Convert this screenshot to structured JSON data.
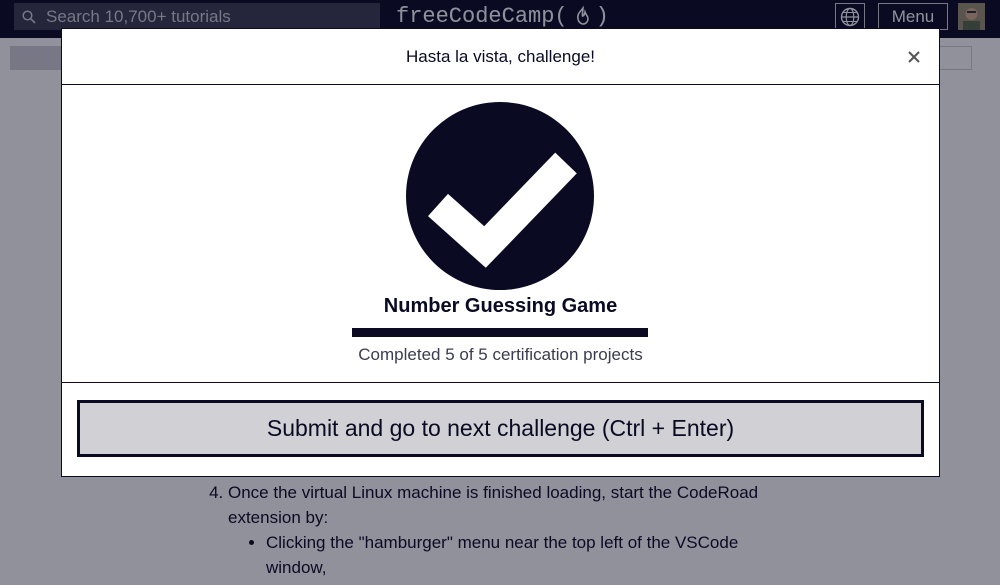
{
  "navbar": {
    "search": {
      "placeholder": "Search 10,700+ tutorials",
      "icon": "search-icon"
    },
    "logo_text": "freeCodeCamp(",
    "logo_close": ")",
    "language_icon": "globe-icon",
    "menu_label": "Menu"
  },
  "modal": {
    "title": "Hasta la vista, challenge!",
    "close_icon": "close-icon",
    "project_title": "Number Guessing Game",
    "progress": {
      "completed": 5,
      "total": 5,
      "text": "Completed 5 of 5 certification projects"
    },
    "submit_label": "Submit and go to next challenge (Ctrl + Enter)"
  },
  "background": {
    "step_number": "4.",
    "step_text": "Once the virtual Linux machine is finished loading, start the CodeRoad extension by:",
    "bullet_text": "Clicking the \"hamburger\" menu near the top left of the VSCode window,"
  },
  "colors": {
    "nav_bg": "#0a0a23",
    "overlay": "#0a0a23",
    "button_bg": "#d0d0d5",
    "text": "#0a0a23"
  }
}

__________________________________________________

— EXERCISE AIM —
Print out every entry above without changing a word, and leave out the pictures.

— WRITTEN ANSWER —
Convert this screenshot to structured JSON data.
{
  "navbar": {
    "search": {
      "placeholder": "Search 10,700+ tutorials",
      "icon": "search-icon"
    },
    "logo_text": "freeCodeCamp(",
    "logo_close": ")",
    "language_icon": "globe-icon",
    "menu_label": "Menu"
  },
  "modal": {
    "title": "Hasta la vista, challenge!",
    "close_icon": "close-icon",
    "project_title": "Number Guessing Game",
    "progress": {
      "completed": 5,
      "total": 5,
      "text": "Completed 5 of 5 certification projects"
    },
    "submit_label": "Submit and go to next challenge (Ctrl + Enter)"
  },
  "background": {
    "step_number": "4.",
    "step_text": "Once the virtual Linux machine is finished loading, start the CodeRoad extension by:",
    "bullet_text": "Clicking the \"hamburger\" menu near the top left of the VSCode window,"
  },
  "colors": {
    "nav_bg": "#0a0a23",
    "overlay": "#0a0a23",
    "button_bg": "#d0d0d5",
    "text": "#0a0a23"
  }
}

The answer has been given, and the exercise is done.